Imagine you just three-putted from 15 feet. How did you react? Did you get frustrated? Or did you accept it and calmly walk to your next shot? How you react to events, good and bad, on the golf course influences your mindset and performance. Some players are as cool as Fred Couples appears, others get as hot as Craig Stadler looks after missing a three-footer. The first principle of self-control is that you must be in control of your thoughts and emotions before you can control your performance. It’s how you react to mistakes that determines if mistakes are compounded and “the wheels fall off” or if you can remain composed and play on with control.
Why do some players lose control emotionally and turn a bogey into more bogeys? One reason is that they can’t forget what happened on the last hole or shot. Most players set themselves up for frustration or anger because they don’t meet their expectations for how they think the game “should be” played. The frustration makes a player get out of his or her normal rhythm, try harder, or be over aggressive with a game plan. In this article, I present mental skills for controlling your emotions and helping you stay composed before you let the wheels fall off.
1. Stop Dwelling in the Past
Negative emotions begin after you react negatively to a bad shot or a bad score on a hole. You carry it to your next shot because you choose to dwell on your mistake. “What a stupid shot I hit” you mumble to yourself. It’s not only a distraction, but you start to tense up physically. This mindset is unhealthy for your self-confidence and enjoyment. Do you really want to continue to beat yourself up? You make the choice to focus on that bad hole or refocus on what you need to do to play your next shot. Make the right choice.
2. Give Yourself Permission

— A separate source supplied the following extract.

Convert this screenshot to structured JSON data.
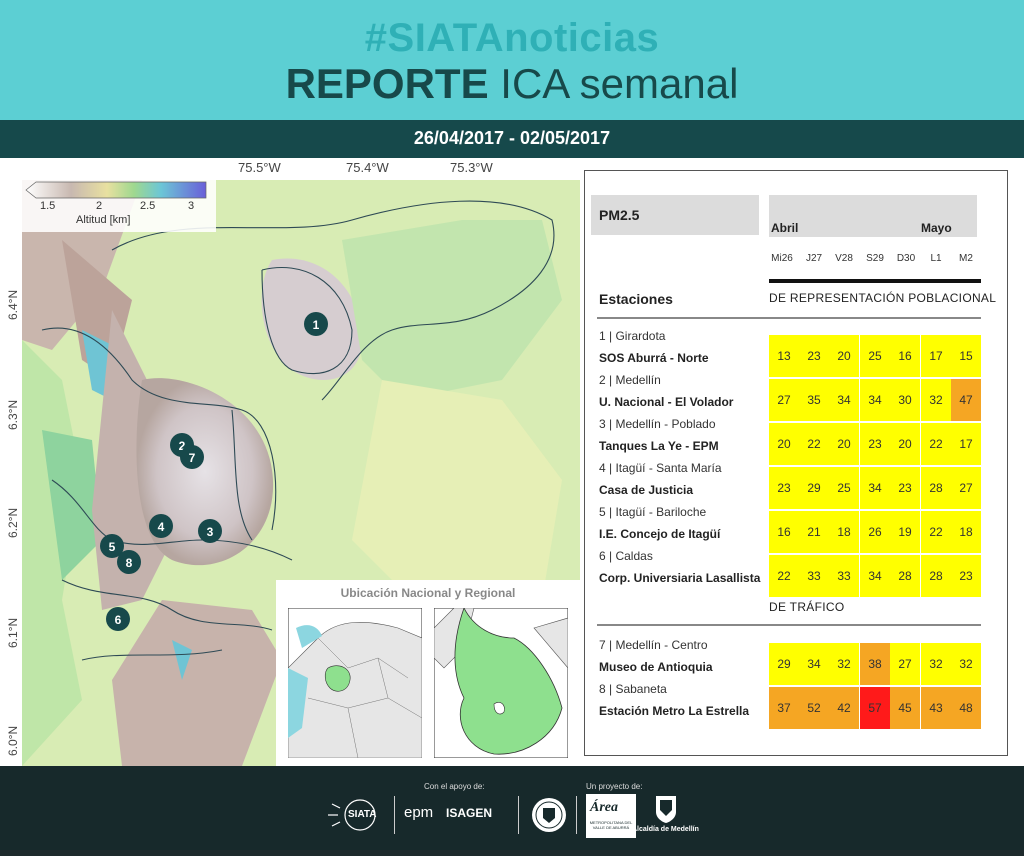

Does one mistake cause you to unravel? Some players expect that anything less than a flawless round is a failure. If you expect too much of yourself, you are setting yourself up for certain frustration and heartache. No one can be perfect. You must learn to accept that you are human and humans make mistakes. Allow yourself the luxury of making mistakes by giving yourself permission before the round. Even the best players in the world on top of their game make mistakes. You must accept mistakes so you can stay calm and composed. The key is how you recover from a bad shot, not what it cost you.
3. Slow Down and Breath
Anger causes you to walk faster between shots, rush your shots, swing faster, and speed up your preshot routine. Part of staying composed includes calming down physically. When upset, make an effort to slow down and take time walking between shots. Take your normal preshot routine. Breath through your abdominal region. This helps reduce muscular tension and gives you a positive focus.
4. Be Your Own Best Coach
Negative emotions feed off of a player’s negative self-talk. First, pay attention to what you say to yourself after a poor shot. Second, learn to “counter” the negative self-talk and give yourself a pep talk: “I’m a good putter, I’ll make my next putt.” No one can be positive for you, but yourself. You have to be your own best coach and turn your self-defeating thoughts into words of encouragement.